    There is substantial evidence in the opinion polls that our crisis during the Vietnam War was an actual instance of the dilemma, which Kenneth Arrow envisioned.

    Following the Tet offensive, Americans divided, roughly, into thirds who: 1 - supported our government, 2 - favored unlimited war, 3 - favored immediate withdrawal.  Nearly two-thirds of Americans opposed each of the major policy alternatives.

    Thanks largely to communications technology, it is now easier than ever before to maintain factional political organizations and viewpoints on a nationwide basis, and, at the same time, it is more difficult to persuade and organize any continuing majority.  Adapting to these new circumstances our government is increasingly oriented to pressures of organized minorities.  Majority and minority party votes are less significant in Congress.  There, subject matter committees, with virtually permanent senior memberships, divide up the legislative powers.  Congress sees to it that executive branch organization does not vary too far from the congressional model.  Triangular political alliances between special interests, congressional committees, and executive bureaus are closer and more lasting than any presidential administration in recent history.  If the well-organized special interest meets effective opposition it is most likely to be from some competitive special interest or as a result of an emotional and brief wave of public opinion.

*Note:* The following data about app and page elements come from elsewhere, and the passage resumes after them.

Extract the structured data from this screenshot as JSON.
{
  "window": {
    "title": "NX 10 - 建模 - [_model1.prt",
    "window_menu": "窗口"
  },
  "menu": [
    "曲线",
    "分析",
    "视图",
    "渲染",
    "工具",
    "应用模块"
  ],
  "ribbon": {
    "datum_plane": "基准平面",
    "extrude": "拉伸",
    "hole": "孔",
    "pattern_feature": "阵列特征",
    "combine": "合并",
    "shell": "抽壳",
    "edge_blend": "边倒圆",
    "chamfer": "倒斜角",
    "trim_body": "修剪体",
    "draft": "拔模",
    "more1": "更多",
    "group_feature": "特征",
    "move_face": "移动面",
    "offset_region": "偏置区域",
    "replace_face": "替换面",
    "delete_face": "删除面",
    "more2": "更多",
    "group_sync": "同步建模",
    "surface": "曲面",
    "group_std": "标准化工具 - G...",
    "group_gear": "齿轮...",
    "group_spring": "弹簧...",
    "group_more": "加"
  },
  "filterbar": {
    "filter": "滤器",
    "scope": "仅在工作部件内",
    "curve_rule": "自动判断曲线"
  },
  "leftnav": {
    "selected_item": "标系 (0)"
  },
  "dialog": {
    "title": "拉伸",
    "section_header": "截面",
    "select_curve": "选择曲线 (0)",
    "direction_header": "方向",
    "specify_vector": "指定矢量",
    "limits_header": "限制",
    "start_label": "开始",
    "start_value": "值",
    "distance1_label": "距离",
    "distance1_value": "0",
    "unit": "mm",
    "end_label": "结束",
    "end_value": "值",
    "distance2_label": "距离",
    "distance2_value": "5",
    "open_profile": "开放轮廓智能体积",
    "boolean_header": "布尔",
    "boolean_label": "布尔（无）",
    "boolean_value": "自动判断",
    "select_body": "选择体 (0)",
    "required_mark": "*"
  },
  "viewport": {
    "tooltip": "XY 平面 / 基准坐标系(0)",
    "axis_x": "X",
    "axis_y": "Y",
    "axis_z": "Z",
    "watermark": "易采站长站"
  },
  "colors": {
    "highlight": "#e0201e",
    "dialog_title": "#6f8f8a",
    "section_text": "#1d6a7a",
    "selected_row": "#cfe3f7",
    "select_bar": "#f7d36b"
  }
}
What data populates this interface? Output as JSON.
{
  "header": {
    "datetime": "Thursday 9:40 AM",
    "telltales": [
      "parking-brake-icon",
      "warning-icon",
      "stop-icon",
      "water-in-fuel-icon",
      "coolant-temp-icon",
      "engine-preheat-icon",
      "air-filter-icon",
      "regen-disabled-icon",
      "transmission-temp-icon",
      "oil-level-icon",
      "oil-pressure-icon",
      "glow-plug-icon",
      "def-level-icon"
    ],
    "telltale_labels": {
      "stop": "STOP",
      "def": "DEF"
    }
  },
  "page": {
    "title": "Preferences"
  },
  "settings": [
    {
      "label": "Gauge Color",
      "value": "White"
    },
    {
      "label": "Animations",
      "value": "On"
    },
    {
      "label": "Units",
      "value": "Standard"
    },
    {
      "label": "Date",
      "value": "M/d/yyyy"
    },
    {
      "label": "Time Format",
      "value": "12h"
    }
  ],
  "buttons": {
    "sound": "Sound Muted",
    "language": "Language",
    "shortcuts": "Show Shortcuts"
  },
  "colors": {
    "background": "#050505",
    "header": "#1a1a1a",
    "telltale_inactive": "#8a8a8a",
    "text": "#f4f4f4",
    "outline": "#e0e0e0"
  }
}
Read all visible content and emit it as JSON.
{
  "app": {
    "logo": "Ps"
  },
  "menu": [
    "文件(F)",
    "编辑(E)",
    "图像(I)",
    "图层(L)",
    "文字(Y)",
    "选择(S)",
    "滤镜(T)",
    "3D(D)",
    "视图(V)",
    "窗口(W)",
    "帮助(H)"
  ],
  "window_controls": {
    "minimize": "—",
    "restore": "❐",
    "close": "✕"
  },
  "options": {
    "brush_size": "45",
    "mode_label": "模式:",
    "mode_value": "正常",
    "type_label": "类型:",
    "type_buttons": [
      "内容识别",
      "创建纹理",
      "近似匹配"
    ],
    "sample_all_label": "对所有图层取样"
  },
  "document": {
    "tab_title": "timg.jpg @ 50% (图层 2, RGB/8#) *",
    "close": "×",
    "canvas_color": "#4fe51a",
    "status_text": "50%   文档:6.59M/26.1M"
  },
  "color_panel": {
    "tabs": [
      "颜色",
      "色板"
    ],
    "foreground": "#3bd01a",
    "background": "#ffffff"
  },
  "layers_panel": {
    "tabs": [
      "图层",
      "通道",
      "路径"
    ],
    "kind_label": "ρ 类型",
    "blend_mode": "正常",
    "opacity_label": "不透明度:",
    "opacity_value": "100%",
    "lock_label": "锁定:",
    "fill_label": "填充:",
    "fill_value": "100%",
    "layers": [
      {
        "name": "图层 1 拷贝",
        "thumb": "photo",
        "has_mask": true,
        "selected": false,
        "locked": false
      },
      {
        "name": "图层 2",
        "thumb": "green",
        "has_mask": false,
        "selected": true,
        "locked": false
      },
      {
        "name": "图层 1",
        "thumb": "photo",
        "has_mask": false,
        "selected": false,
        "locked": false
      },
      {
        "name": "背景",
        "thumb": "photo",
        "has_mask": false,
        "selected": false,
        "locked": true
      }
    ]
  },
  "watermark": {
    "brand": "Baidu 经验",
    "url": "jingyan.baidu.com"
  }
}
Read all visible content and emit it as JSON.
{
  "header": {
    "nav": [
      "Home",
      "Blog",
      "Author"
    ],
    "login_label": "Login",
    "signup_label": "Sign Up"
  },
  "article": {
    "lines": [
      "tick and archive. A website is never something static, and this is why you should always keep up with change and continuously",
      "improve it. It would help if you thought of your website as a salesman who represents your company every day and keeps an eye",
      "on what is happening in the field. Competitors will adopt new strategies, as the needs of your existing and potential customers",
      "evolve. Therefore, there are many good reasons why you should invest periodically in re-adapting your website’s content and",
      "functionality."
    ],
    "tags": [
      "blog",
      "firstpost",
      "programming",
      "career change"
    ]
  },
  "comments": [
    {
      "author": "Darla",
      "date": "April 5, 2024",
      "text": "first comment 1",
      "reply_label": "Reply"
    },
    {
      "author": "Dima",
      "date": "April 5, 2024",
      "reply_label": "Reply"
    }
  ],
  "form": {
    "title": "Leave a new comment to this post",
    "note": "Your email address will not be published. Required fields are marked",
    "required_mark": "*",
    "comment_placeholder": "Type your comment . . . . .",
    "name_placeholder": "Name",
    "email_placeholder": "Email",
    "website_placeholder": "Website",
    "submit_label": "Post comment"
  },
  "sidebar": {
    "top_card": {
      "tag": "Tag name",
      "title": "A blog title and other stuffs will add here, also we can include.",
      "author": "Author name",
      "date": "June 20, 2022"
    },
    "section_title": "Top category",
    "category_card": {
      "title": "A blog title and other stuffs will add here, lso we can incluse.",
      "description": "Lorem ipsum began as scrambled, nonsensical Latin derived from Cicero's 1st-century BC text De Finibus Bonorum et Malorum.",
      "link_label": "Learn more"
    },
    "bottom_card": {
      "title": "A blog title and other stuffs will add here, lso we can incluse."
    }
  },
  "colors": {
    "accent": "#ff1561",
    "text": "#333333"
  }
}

    The recent incapacity of our government to identify and pursue an effective foreign policy, or to cope with increasing deficits and inflation are not accidental, not merely the errors of particular men or parties or the results of particular events.  Our major problems are systemic.  American opinion now has its most direct and lasting impact upon our government through special interest organizations, which demand, chiefly, greater benefits for their own members.  Congress tries to accommodate each group.  That is inflationary.

    Meanwhile, other opinion becomes articulate and effective in relatively brief and emotional flurries (i.e. McCarthyism, antiwar protest, and Moral Majority).  This is especially inadequate as a basis for foreign policy.

    What President Reagan is attempting to accomplish will require, almost, a political miracle.  Our fundamental problem of recent years is not that we have lacked wise leaders or policy proposals.  Our greatest problem is that we have lacked a capacity to identify and to sustain political majorities in support of any policy whatever.

    If Ronald Reagan can, by his appeals to our latent national pride and his cultivation of former opponents, unite a majority of Americans, his achievement will be substantial.  If he can then devise means of sustaining an effective popular majority beyond one term of office, it will be a near miracle.

And yet in retrospect he did just that-8/16/2008, I.W.Parkins

We know what happened to President Nixon, but how much do we know about why?

    Nixon resigned rather than risk a bitter and nationally divisive impeachment fight, which it appeared that he would lose.  Chief among the charges pending against him was abuse of power.  And, one of the most substantial items in that charge was that he impounded, i.e. refused to spend, about half of the funds which Congress had appropriated for Senator Muskie's Clean Water Act.  Even the Supreme Court held against the President in that matter.

    Years later, it occurred to me that there should be new evidence re that charge.  I checked THE STATISTICAL ABSTRACT for what we actually did spend.  With Nixon out of the way, we spent just about what he had recommended.

I.W. Parkins